> _WHAT THE TASK ASKS_
Using the records below, filter for lines that contain the string "content" and copy them out.
--- START ---
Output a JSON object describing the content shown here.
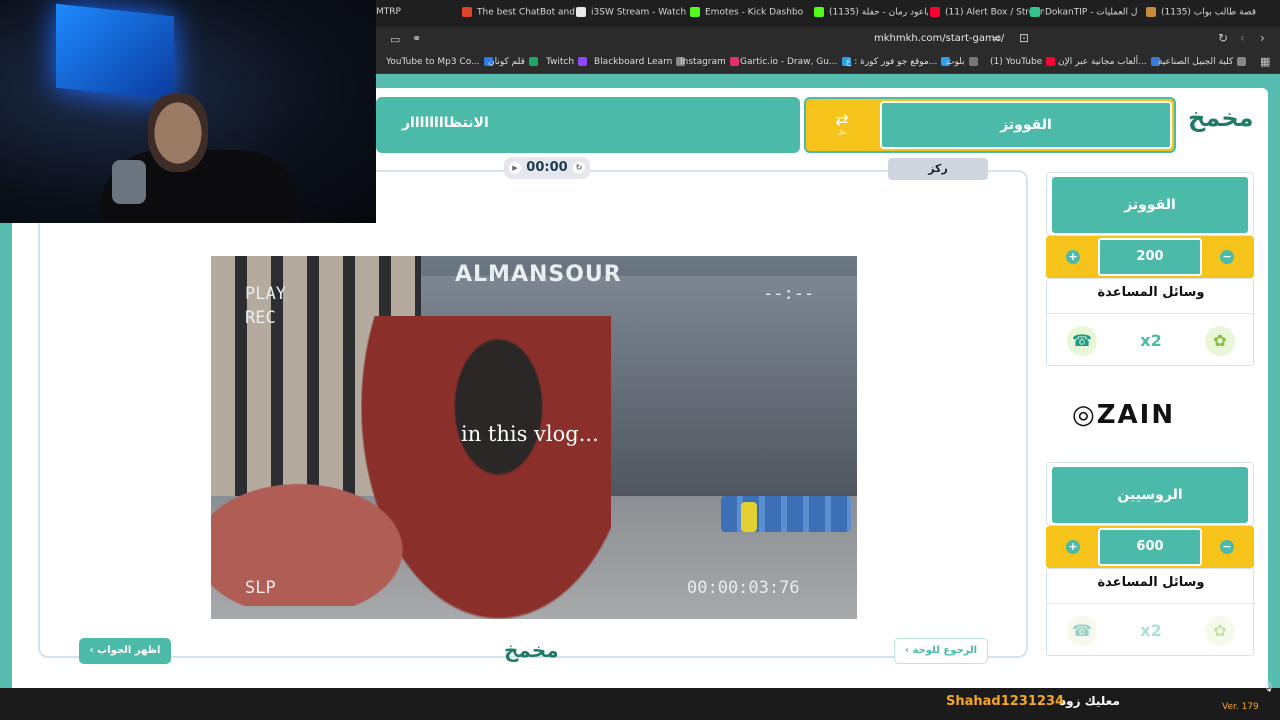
{
  "browser": {
    "tabs": [
      {
        "label": "MTRP",
        "color": "#1f1f1f"
      },
      {
        "label": "The best ChatBot and",
        "color": "#e1432b"
      },
      {
        "label": "i3SW Stream - Watch",
        "color": "#e8e8e8"
      },
      {
        "label": "Emotes - Kick Dashbo",
        "color": "#53fc18"
      },
      {
        "label": "(1135) ياعود رمان - حفلة",
        "color": "#53fc18"
      },
      {
        "label": "(11) Alert Box / Stream",
        "color": "#ff0033"
      },
      {
        "label": "DokanTIP - ل العمليات",
        "color": "#31c48d"
      },
      {
        "label": "(1135) قصة طالب بواب",
        "color": "#c58b3a"
      }
    ],
    "url": "mkhmkh.com/start-game/",
    "bookmarks": [
      {
        "label": "YouTube to Mp3 Co...",
        "color": "#2c7be5"
      },
      {
        "label": "قلم كونان",
        "color": "#1fa463"
      },
      {
        "label": "Twitch",
        "color": "#9146ff"
      },
      {
        "label": "Blackboard Learn",
        "color": "#888888"
      },
      {
        "label": "Instagram",
        "color": "#e1306c"
      },
      {
        "label": "Gartic.io - Draw, Gu...",
        "color": "#2f9ee8"
      },
      {
        "label": "موقع جو فور كورة : ع...",
        "color": "#2f9ee8"
      },
      {
        "label": "بلوت",
        "color": "#777777"
      },
      {
        "label": "(1) YouTube",
        "color": "#ff0033"
      },
      {
        "label": "ألعاب مجانية عبر الإن...",
        "color": "#3a7bd5"
      },
      {
        "label": "كلية الجبيل الصناعية",
        "color": "#888888"
      }
    ]
  },
  "game": {
    "waiting_team": "الانتظاااااااار",
    "current_turn_team": "القووتز",
    "turn_icon_label": "نقل",
    "timer": "00:00",
    "category": "ركز",
    "reveal_answer": "اظهر الجواب",
    "back_to_board": "الرجوع للوحة",
    "video": {
      "sign": "ALMANSOUR",
      "play_text": "PLAY",
      "rec_text": "REC",
      "time_placeholder": "--:--",
      "slp_text": "SLP",
      "timecode": "00:00:03:76",
      "caption": "in this vlog..."
    }
  },
  "teams": [
    {
      "name": "القووتز",
      "score": "200",
      "help_title": "وسائل المساعدة",
      "tools": [
        "call-friend",
        "double-points",
        "rest"
      ]
    },
    {
      "name": "الروسيين",
      "score": "600",
      "help_title": "وسائل المساعدة",
      "tools": [
        "call-friend",
        "double-points",
        "rest"
      ]
    }
  ],
  "sponsor": "ZAIN",
  "footer": {
    "streamer_label": "معليك زود",
    "streamer_handle": "Shahad1231234",
    "version": "Ver. 179"
  },
  "colors": {
    "teal": "#4cbaa9",
    "yellow": "#f6c31b",
    "accent_orange": "#f5a623"
  }
}
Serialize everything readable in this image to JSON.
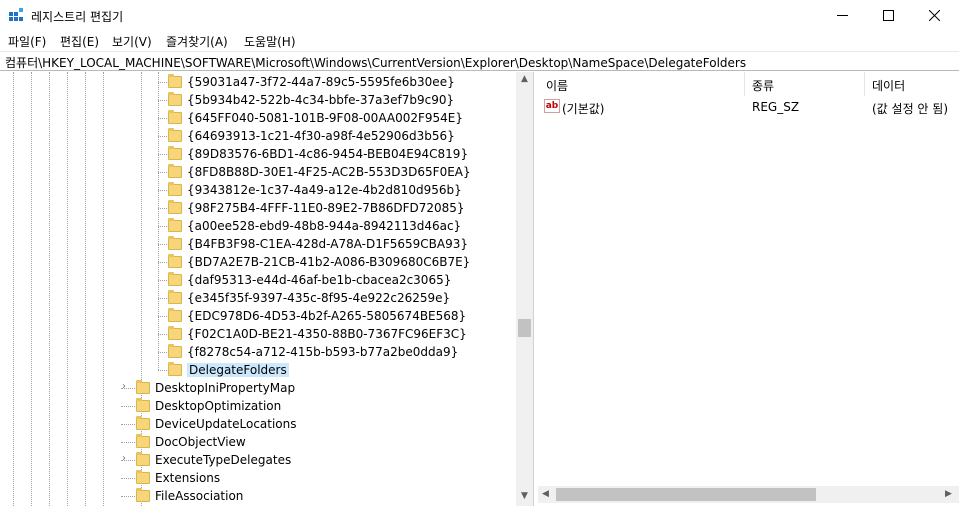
{
  "window": {
    "title": "레지스트리 편집기"
  },
  "menu": [
    "파일(F)",
    "편집(E)",
    "보기(V)",
    "즐겨찾기(A)",
    "도움말(H)"
  ],
  "address": "컴퓨터\\HKEY_LOCAL_MACHINE\\SOFTWARE\\Microsoft\\Windows\\CurrentVersion\\Explorer\\Desktop\\NameSpace\\DelegateFolders",
  "tree": {
    "guid_items": [
      "{59031a47-3f72-44a7-89c5-5595fe6b30ee}",
      "{5b934b42-522b-4c34-bbfe-37a3ef7b9c90}",
      "{645FF040-5081-101B-9F08-00AA002F954E}",
      "{64693913-1c21-4f30-a98f-4e52906d3b56}",
      "{89D83576-6BD1-4c86-9454-BEB04E94C819}",
      "{8FD8B88D-30E1-4F25-AC2B-553D3D65F0EA}",
      "{9343812e-1c37-4a49-a12e-4b2d810d956b}",
      "{98F275B4-4FFF-11E0-89E2-7B86DFD72085}",
      "{a00ee528-ebd9-48b8-944a-8942113d46ac}",
      "{B4FB3F98-C1EA-428d-A78A-D1F5659CBA93}",
      "{BD7A2E7B-21CB-41b2-A086-B309680C6B7E}",
      "{daf95313-e44d-46af-be1b-cbacea2c3065}",
      "{e345f35f-9397-435c-8f95-4e922c26259e}",
      "{EDC978D6-4D53-4b2f-A265-5805674BE568}",
      "{F02C1A0D-BE21-4350-88B0-7367FC96EF3C}",
      "{f8278c54-a712-415b-b593-b77a2be0dda9}"
    ],
    "selected": "DelegateFolders",
    "siblings": [
      {
        "label": "DesktopIniPropertyMap",
        "expandable": true
      },
      {
        "label": "DesktopOptimization",
        "expandable": false
      },
      {
        "label": "DeviceUpdateLocations",
        "expandable": false
      },
      {
        "label": "DocObjectView",
        "expandable": false
      },
      {
        "label": "ExecuteTypeDelegates",
        "expandable": true
      },
      {
        "label": "Extensions",
        "expandable": false
      },
      {
        "label": "FileAssociation",
        "expandable": false
      }
    ]
  },
  "values_pane": {
    "headers": {
      "name": "이름",
      "type": "종류",
      "data": "데이터"
    },
    "rows": [
      {
        "name": "(기본값)",
        "type": "REG_SZ",
        "data": "(값 설정 안 됨)",
        "icon": "ab"
      }
    ]
  },
  "colors": {
    "selection": "#cce8ff",
    "folder": "#f6d57b",
    "scroll_thumb": "#c2c2c2"
  }
}
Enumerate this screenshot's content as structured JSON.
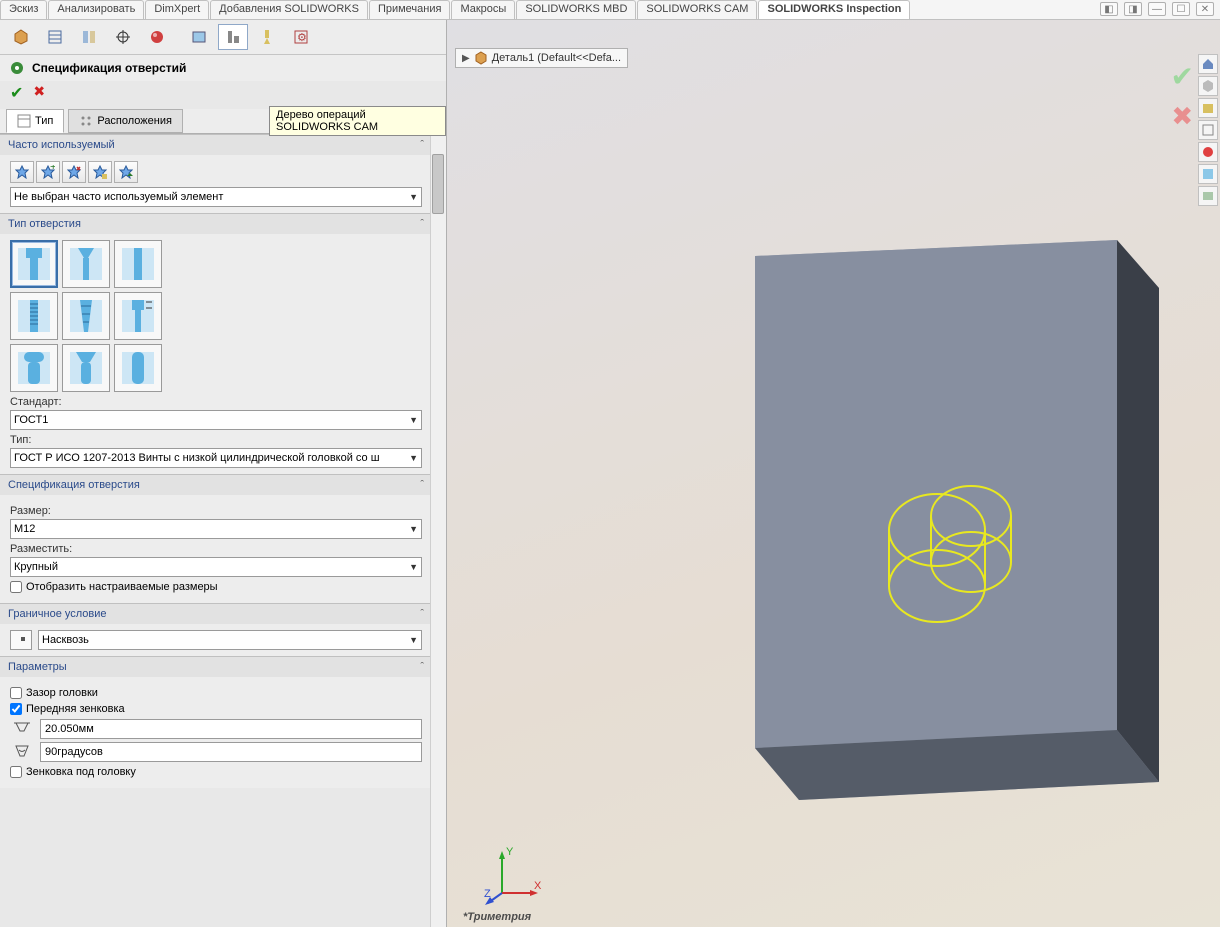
{
  "tabs": {
    "items": [
      "Эскиз",
      "Анализировать",
      "DimXpert",
      "Добавления SOLIDWORKS",
      "Примечания",
      "Макросы",
      "SOLIDWORKS MBD",
      "SOLIDWORKS CAM",
      "SOLIDWORKS Inspection"
    ],
    "active": 8
  },
  "tooltip": "Дерево операций SOLIDWORKS CAM",
  "pm": {
    "title": "Спецификация отверстий",
    "tab1": "Тип",
    "tab2": "Расположения"
  },
  "fav": {
    "header": "Часто используемый",
    "combo": "Не выбран часто используемый элемент"
  },
  "holetype": {
    "header": "Тип отверстия",
    "std_label": "Стандарт:",
    "std": "ГОСТ1",
    "type_label": "Тип:",
    "type": "ГОСТ Р ИСО 1207-2013 Винты с низкой цилиндрической головкой со ш"
  },
  "holespec": {
    "header": "Спецификация отверстия",
    "size_label": "Размер:",
    "size": "М12",
    "fit_label": "Разместить:",
    "fit": "Крупный",
    "custom": "Отобразить настраиваемые размеры"
  },
  "endcond": {
    "header": "Граничное условие",
    "value": "Насквозь"
  },
  "options": {
    "header": "Параметры",
    "head_clear": "Зазор головки",
    "near_csk": "Передняя зенковка",
    "dia": "20.050мм",
    "ang": "90градусов",
    "under_csk": "Зенковка под головку"
  },
  "part": {
    "tab": "Деталь1  (Default<<Defa..."
  },
  "viewname": "*Триметрия"
}
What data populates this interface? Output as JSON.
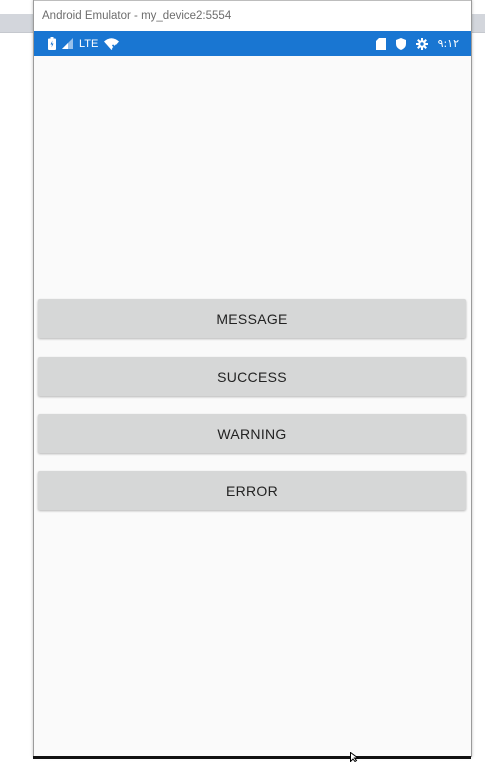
{
  "window": {
    "title": "Android Emulator - my_device2:5554"
  },
  "status_bar": {
    "network_label": "LTE",
    "clock": "٩:١٢",
    "color": "#1976d2",
    "left_icons": [
      "battery-icon",
      "signal-icon",
      "wifi-off-icon"
    ],
    "right_icons": [
      "sd-card-icon",
      "shield-icon",
      "gear-icon"
    ]
  },
  "buttons": {
    "message": "MESSAGE",
    "success": "SUCCESS",
    "warning": "WARNING",
    "error": "ERROR"
  },
  "colors": {
    "button_bg": "#d6d7d7",
    "screen_bg": "#fafafa"
  }
}
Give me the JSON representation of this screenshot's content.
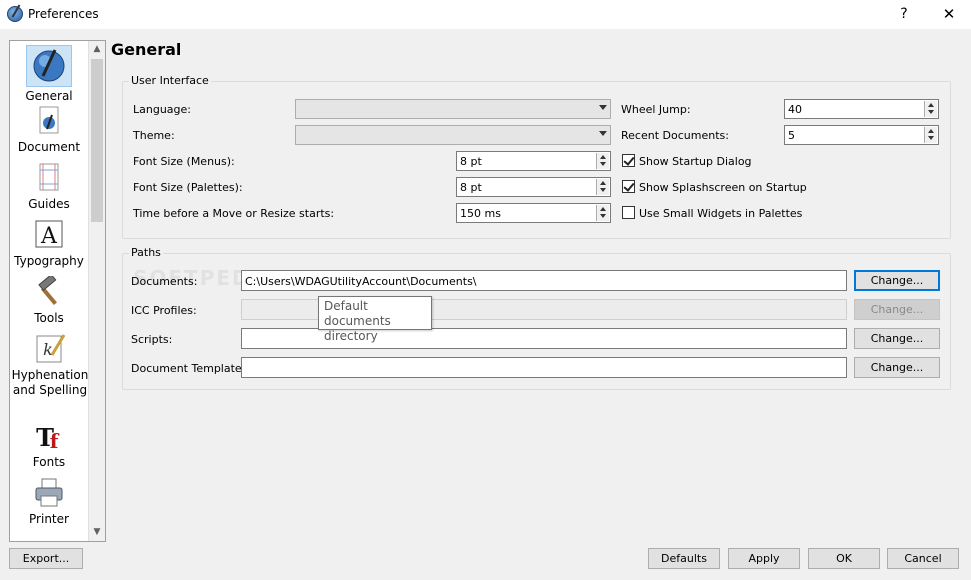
{
  "window": {
    "title": "Preferences",
    "help": "?",
    "close": "✕"
  },
  "sidebar": {
    "items": [
      {
        "label": "General",
        "icon": "scribus-icon"
      },
      {
        "label": "Document",
        "icon": "document-icon"
      },
      {
        "label": "Guides",
        "icon": "guides-icon"
      },
      {
        "label": "Typography",
        "icon": "typography-icon"
      },
      {
        "label": "Tools",
        "icon": "tools-hammer-icon"
      },
      {
        "label": "Hyphenation and Spelling",
        "icon": "hyphenation-icon"
      },
      {
        "label": "Fonts",
        "icon": "fonts-icon"
      },
      {
        "label": "Printer",
        "icon": "printer-icon"
      }
    ],
    "scroll_up": "▲",
    "scroll_down": "▼"
  },
  "page": {
    "title": "General"
  },
  "user_interface": {
    "title": "User Interface",
    "language_label": "Language:",
    "theme_label": "Theme:",
    "font_size_menus_label": "Font Size (Menus):",
    "font_size_menus_value": "8 pt",
    "font_size_palettes_label": "Font Size (Palettes):",
    "font_size_palettes_value": "8 pt",
    "move_resize_label": "Time before a Move or Resize starts:",
    "move_resize_value": "150 ms",
    "wheel_jump_label": "Wheel Jump:",
    "wheel_jump_value": "40",
    "recent_docs_label": "Recent Documents:",
    "recent_docs_value": "5",
    "show_startup_dialog": "Show Startup Dialog",
    "show_splashscreen": "Show Splashscreen on Startup",
    "small_widgets": "Use Small Widgets in Palettes"
  },
  "paths": {
    "title": "Paths",
    "documents_label": "Documents:",
    "documents_value": "C:\\Users\\WDAGUtilityAccount\\Documents\\",
    "icc_label": "ICC Profiles:",
    "scripts_label": "Scripts:",
    "templates_label": "Document Templates:",
    "change": "Change..."
  },
  "tooltip": {
    "text": "Default documents directory"
  },
  "watermark": "SOFTPEDIA",
  "footer": {
    "export": "Export...",
    "defaults": "Defaults",
    "apply": "Apply",
    "ok": "OK",
    "cancel": "Cancel"
  },
  "colors": {
    "accent": "#0078d7",
    "selection": "#cde4f7",
    "background": "#f0f0f0"
  }
}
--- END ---
> _WRITTEN SOLUTION_
Output a JSON object describing the content shown here.
Enumerate this screenshot's content as structured JSON.
Give me the JSON representation of this screenshot's content.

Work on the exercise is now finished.